It’s no longer enough for TV’s funny men to get out on there every night, deliver eight minutes of stand-up, and then hope we’re still around after the commercials for more scripted filler before the guests arrive.
If the Conans, the Fallons, the Kimmels and the Colbert’s aren’t producing some viral worthy snippet of content at least once a month, anyone of them could quickly reside in the “Where Are They Now Files” (Leno and Letterman excluded by their own lack of relevance and Stewart gets a pass because he’s Stewart). One can only imagine the tremendous strains this puts on the writing rooms (cue remake of the Larry Sanders Show).

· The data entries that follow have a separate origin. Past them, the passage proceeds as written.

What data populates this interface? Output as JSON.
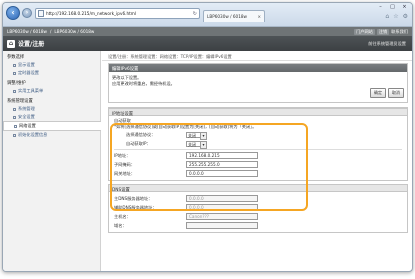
{
  "browser": {
    "url": "http://192.168.0.215/m_network_ipv6.html",
    "tab_title": "LBP6030w / 6018w",
    "controls": [
      "–",
      "□",
      "×"
    ]
  },
  "header": {
    "model": "LBP6030w / 6018w",
    "model2": "LBP6030w / 6018w",
    "right_links": [
      "门户网站",
      "注销",
      "联系我们"
    ],
    "title": "设置/注册",
    "settings_link": "前往系统管理员设置"
  },
  "sidebar": {
    "sections": [
      {
        "label": "参数选择",
        "items": [
          "显示设置",
          "定时器设置"
        ]
      },
      {
        "label": "调整/维护",
        "items": [
          "实用工具菜单"
        ]
      },
      {
        "label": "系统管理设置",
        "items": [
          "系统管理",
          "安全设置",
          "网络设置",
          "初始化设置信息"
        ]
      }
    ],
    "active_item": "网络设置"
  },
  "breadcrumb": "设置/注册：系统管理设置：网络设置：TCP/IP设置：编辑IPv6设置",
  "edit_panel": {
    "title": "编辑IPv6设置",
    "lines": [
      "更改以下设置。",
      "应用更改时将重启，需经待机设。"
    ],
    "ok": "确定",
    "cancel": "取消"
  },
  "ipv6": {
    "section_label": "IP地址设置",
    "auto_label": "自动获取",
    "note": "*如将[选择通信协议]或[自动获取IP]设置为[关闭]，[自动获取]将为「关闭」。",
    "protocol_label": "选择通信协议：",
    "protocol_value": "关闭",
    "autoip_label": "自动获取IP：",
    "autoip_value": "关闭",
    "ip_label": "IP地址：",
    "ip_value": "192.168.0.215",
    "mask_label": "子网掩码：",
    "mask_value": "255.255.255.0",
    "gw_label": "网关地址：",
    "gw_value": "0.0.0.0"
  },
  "dns": {
    "section_label": "DNS设置",
    "primary_label": "主DNS服务器地址：",
    "primary_value": "0.0.0.0",
    "secondary_label": "辅助DNS服务器地址：",
    "secondary_value": "0.0.0.0",
    "host_label": "主机名：",
    "host_value": "Canon???",
    "domain_label": "域名：",
    "domain_value": ""
  },
  "colors": {
    "highlight": "#f5a623",
    "header": "#3c4043",
    "accent": "#2a63b4"
  }
}
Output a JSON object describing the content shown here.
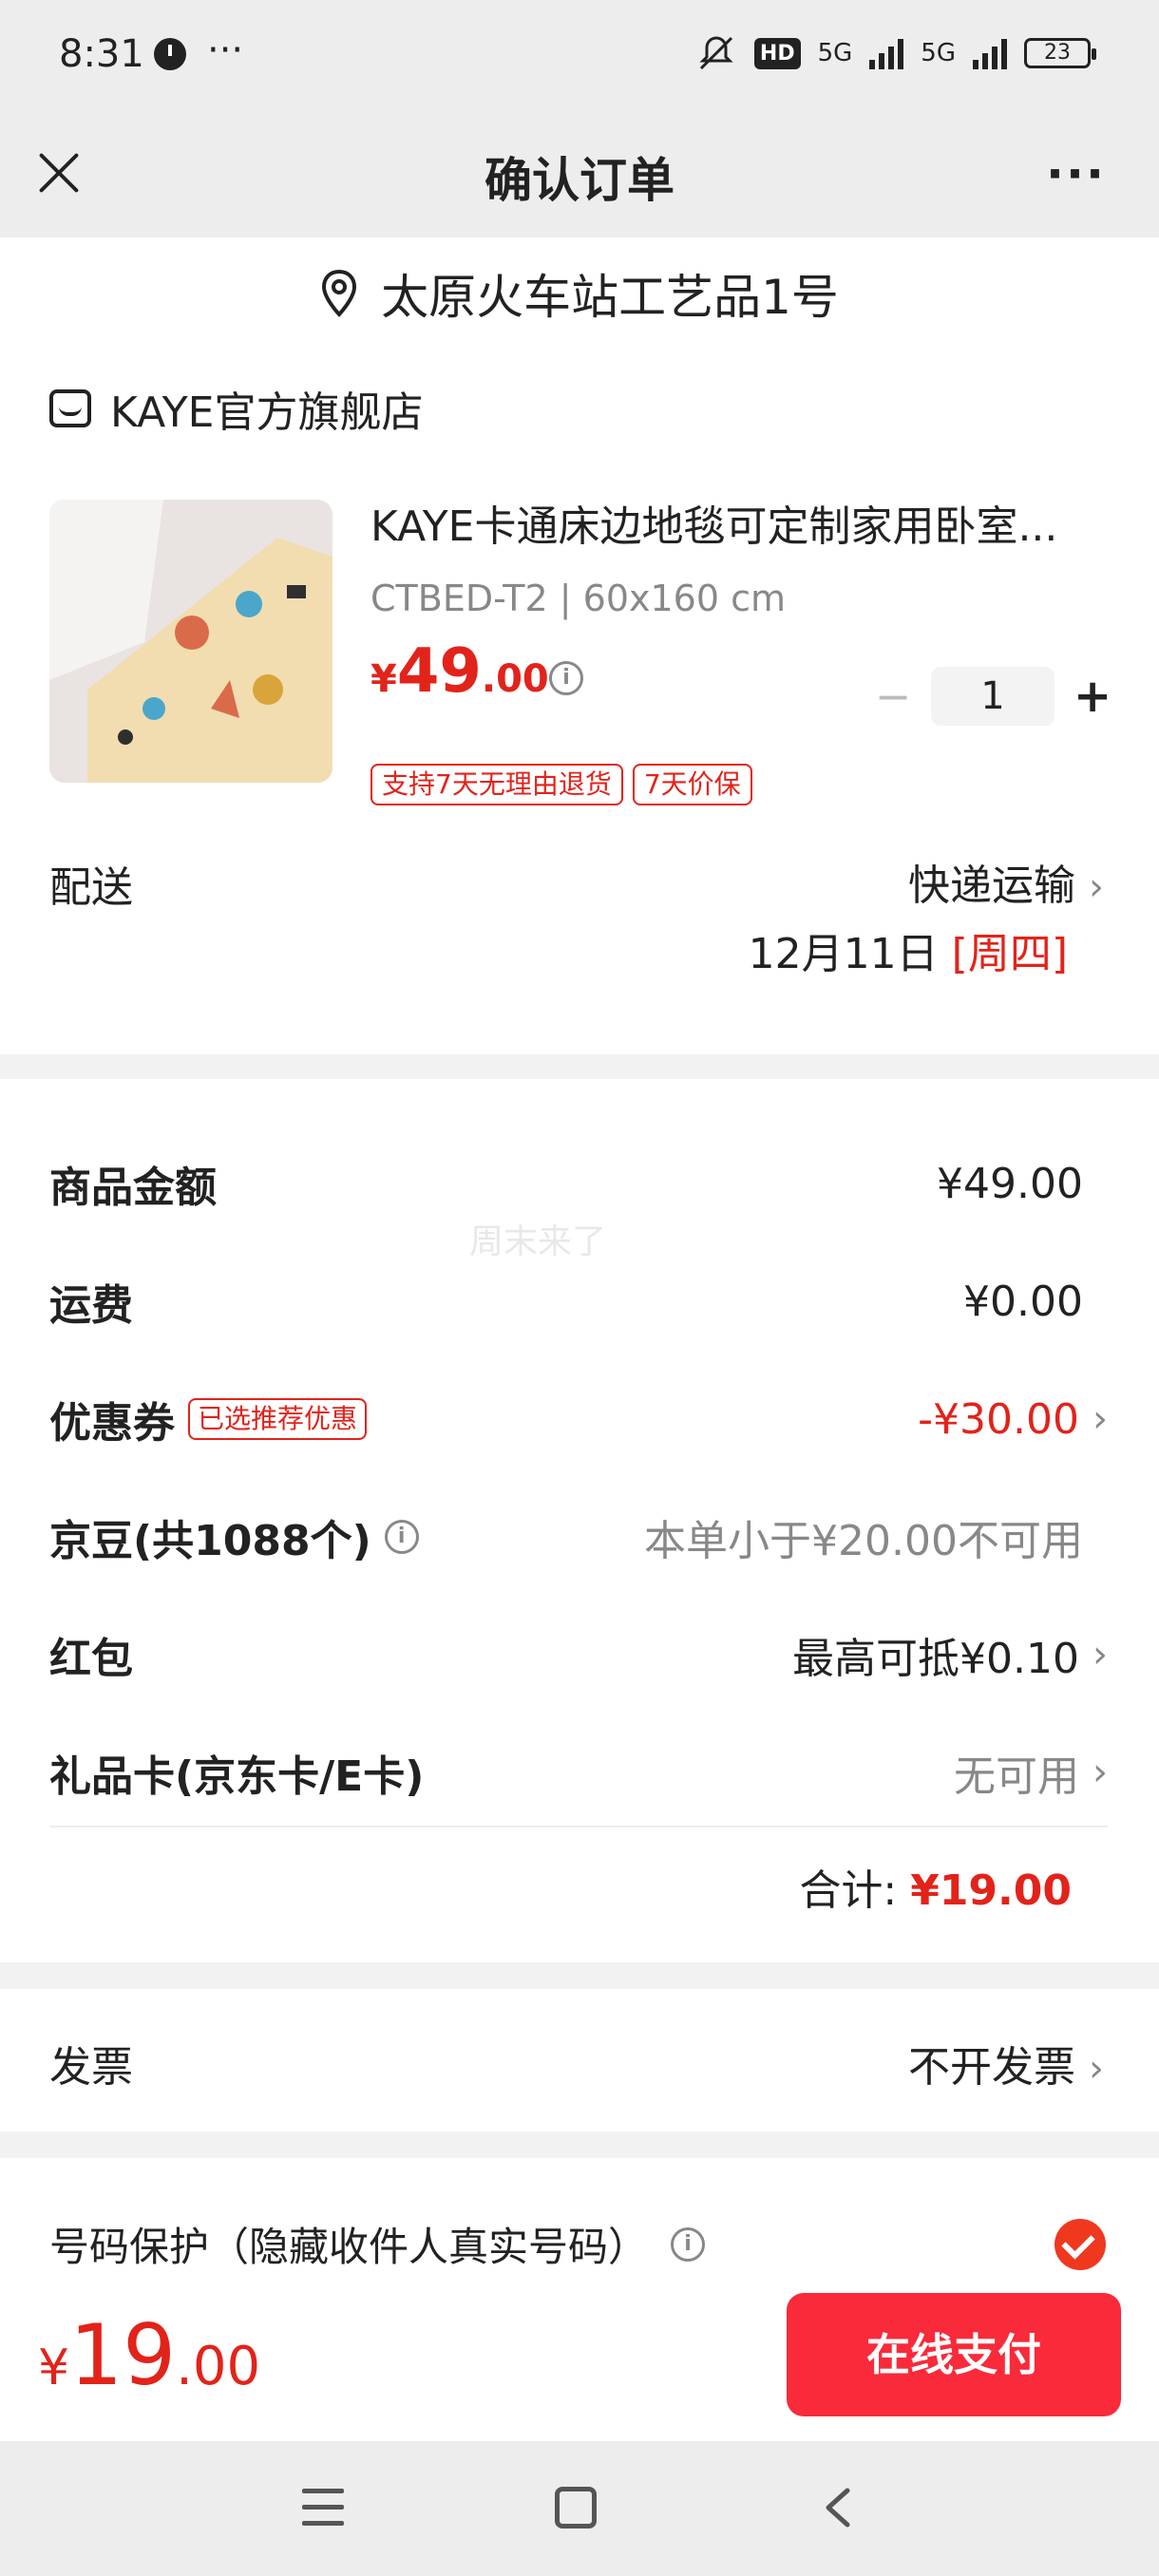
{
  "status_bar": {
    "time": "8:31",
    "dots": "···",
    "hd_badge": "HD",
    "net1": "5G",
    "net2": "5G",
    "battery": "23"
  },
  "header": {
    "title": "确认订单",
    "more": "···"
  },
  "address": {
    "text": "太原火车站工艺品1号"
  },
  "shop": {
    "name": "KAYE官方旗舰店"
  },
  "product": {
    "title": "KAYE卡通床边地毯可定制家用卧室...",
    "spec": "CTBED-T2 | 60x160 cm",
    "price_currency": "¥",
    "price_int": "49",
    "price_dec": ".00",
    "quantity": "1",
    "minus": "−",
    "plus": "+",
    "tags": [
      "支持7天无理由退货",
      "7天价保"
    ]
  },
  "delivery": {
    "label": "配送",
    "method": "快递运输",
    "date": "12月11日",
    "weekday": "[周四]"
  },
  "summary": {
    "goods_label": "商品金额",
    "goods_value": "¥49.00",
    "shipping_label": "运费",
    "shipping_value": "¥0.00",
    "coupon_label": "优惠券",
    "coupon_tag": "已选推荐优惠",
    "coupon_value": "-¥30.00",
    "beans_label": "京豆(共1088个)",
    "beans_value": "本单小于¥20.00不可用",
    "redpacket_label": "红包",
    "redpacket_value": "最高可抵¥0.10",
    "giftcard_label": "礼品卡(京东卡/E卡)",
    "giftcard_value": "无可用",
    "total_label": "合计:",
    "total_value": "¥19.00",
    "watermark": "周末来了"
  },
  "invoice": {
    "label": "发票",
    "value": "不开发票"
  },
  "protection": {
    "label": "号码保护（隐藏收件人真实号码）"
  },
  "footer": {
    "price_currency": "¥",
    "price_int": "19",
    "price_dec": ".00",
    "pay_button": "在线支付"
  },
  "colors": {
    "accent_red": "#e2231a",
    "pay_button": "#f92a3a"
  }
}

But, advertisers want eye-balls. So if any one of these guys are getting said eyeballs, both in real time, and in the days and weeks ahead, well, that suddenly becomes the media buyers norm.
The conversations go something like this:
NBC MEDIA SALES GUY: Have you seen what Fallon is doing with the toy instruments. That Xylophone is bringing us 12 million Youtube views everytime he busts it out. Boom!
JACK LINKS MEDIA BUYER: Hm, that seems pretty good.
VIACOM MEDIA SALES GUY: Yeah, if you like your audience going to Youtube for content. We like em at ComedyCentral.com. Colbert dancing around to Get Lucky brings us 1.5 million views. Basic cable, brah!
JACK LINKS MEDIA BUYER: Is that better? I’m confused.
ABC MEDIA SALES GUY: Kimmel’s got the time slot and the network. And now he’s got all of Kanye’s followers.
JACK LINKS MEDIA BUYER: Wait. Kanye’s got a show?
So for all you advertising creatives out there, like Self, just remember, your clients only expect something viral like, every month, or so. These guys have to do it every night.